OCdts. On Parade

andrew-clarkeRRA5 Andrew Clarke (RRMC 1947) entered the Royal Canadian Air Force and was trained as a air navigator. He subsequently served as a navigation instructor in Winnipeg, the navigation leader of 408 (photo) Squadron in Ottawa, and at Air Force headquarters in Ottawa. While at Air Force headquarters he joined the World Federalists of Canada, a non government organization that supports a greatly strengthened United Nations. He became an active member of WFC almost immediately and established the organization’s first National Office in Ottawa during the summer of 1963. (He was a RCAF Squadron Leader by day and an exceedingly active world federalist by night).

In the fall of 1963 he was selected to attend RCAF Staff College in Toronto. At the end of his college year his staff college thesis concluded that international peace and security based upon nuclear deterrence, although considered essential at the time, was a short term expedient at best. A future for civilization on planet earth required no less than the abolition of war and its replacement by a system of enforceable world law. His thesis, titled Security in the Nuclear Age, was subsequently published in booklet form by the World Law Foundation.

As a military college graduate with early career success, Mr. Clarke was assured of a promising career. But in late 1965, WFC persuaded the Federal Government to grant him an early retirement from the RCAF to become the organization’s Executive Director. Leaving the Air Force and the security it provided his family was a high risk decision.

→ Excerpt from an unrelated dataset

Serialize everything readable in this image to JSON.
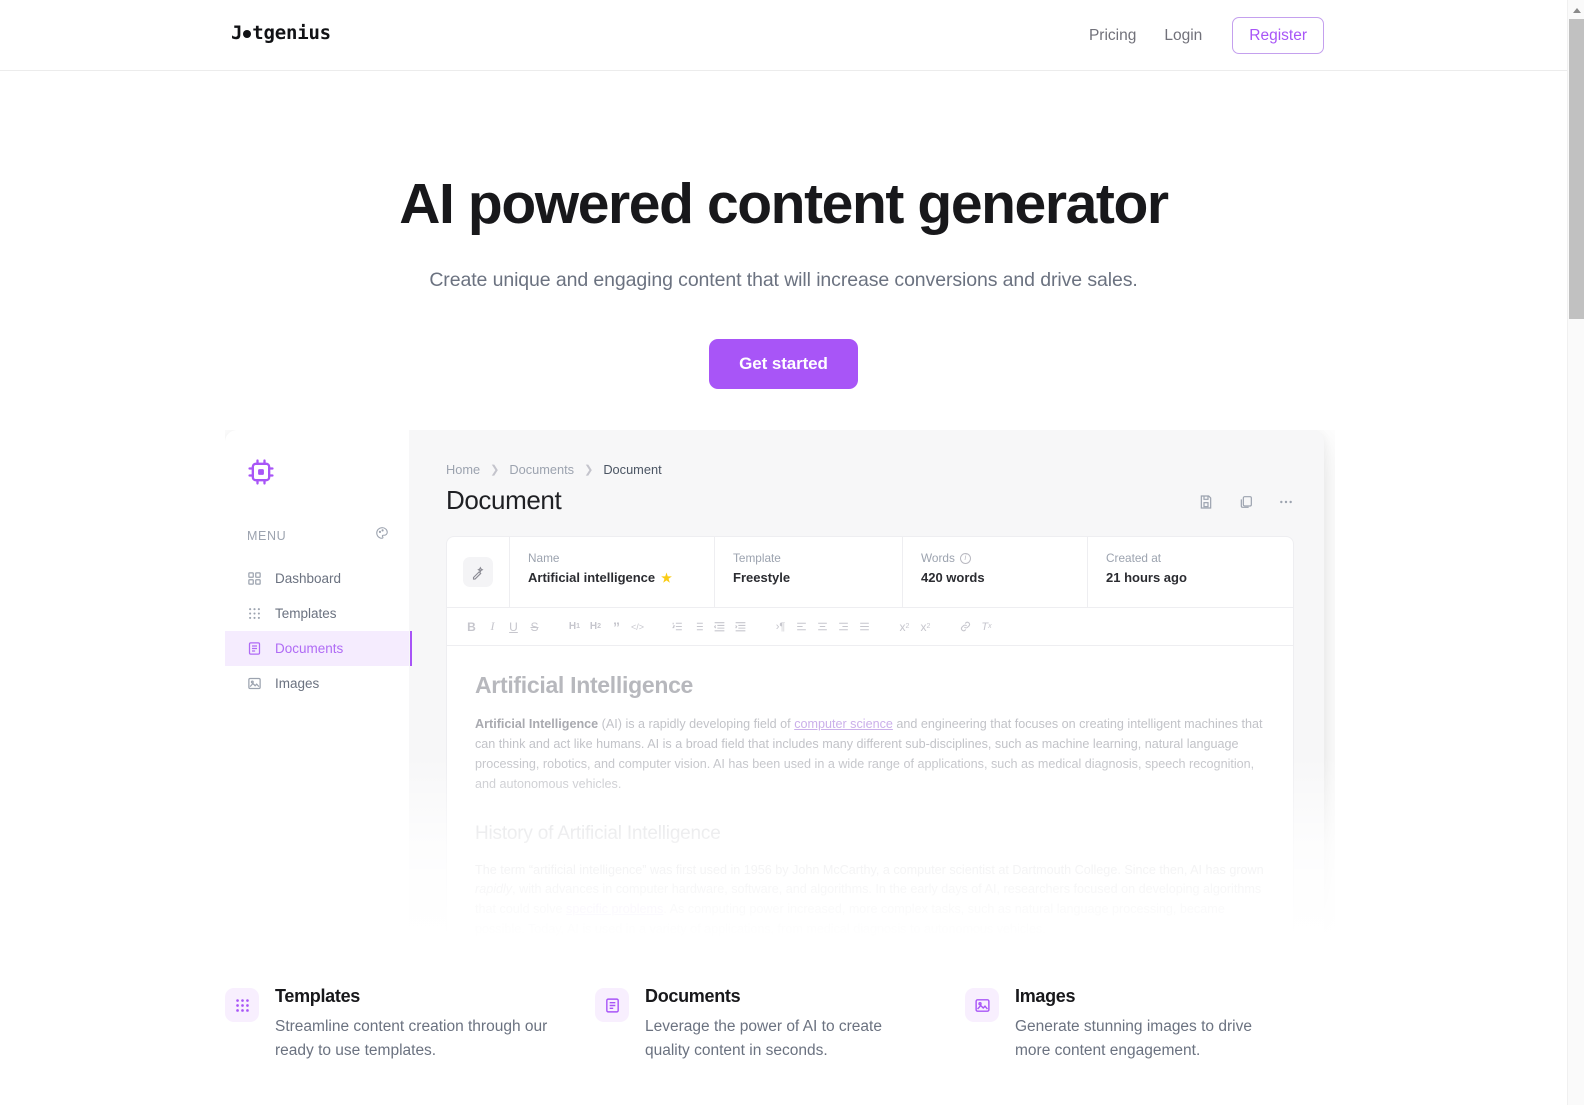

Success in his new career, however, came quickly and in three years world federalist membership in Canada tripled to about 4,000 members, including over 100 Members of Parliament and Senators who formed the Canadian World Federalist Parliamentary Association.

In 1967 he became the founding Chair of the International Peace Academy Committee to train peace keepers for the United Nations. He later nominated Major General Indar Rikhye, the former commander of United Nations forces in the Congo, as his successor, and Major General Rikhye served in this capacity, and later President, for some 20 years. Mr. Clarke also encouraged Lieutenant General E. L. M. Burns and Air Vice Marshall Fred Carpenter to support the then newly established International Peace Academy.

In April 1968 he was asked to become Secretary General of the World Association of World Federalists (now the World Federalist Movement), and he served the organization in this capacity for over five years. He became a well known speaker on peace and security and chaired a World Congress of the Association held in Ottawa in 1970; keynote speaker at the Congress was United Nations Secretary General U Thant. During Mr. Clarke’s tenure as the organization’s Secretary General, a three day conference on the environment was held at Windsor Castle in March 1972. Among the some 20 persons in attendance was Thor Heyerdahl, explorer, Aurelio Peccei and Alexander King, co-founders of the Club of Rome, Jan Tinbergen, Nobel Prize winner in Economics, and Orville Freeman, Secretary of Labour in the Kennedy administration.

During more recent years Mr. Clarke served for several years as editor of Proceedings, the journal of the Canadian Association for the Club of Rome. Today, at age 82, he is in full agreement with Dennis Meadows, the lead author of The Limits to Growth (1972) and its two sequels (1992 and 2004), that “The changes we will all witness over the next two decades will be greater in most ways than the changes we saw during the entire 20th century.”

Andrew Clarke may be reached:  Aadc927@aol.com

Leave a Comment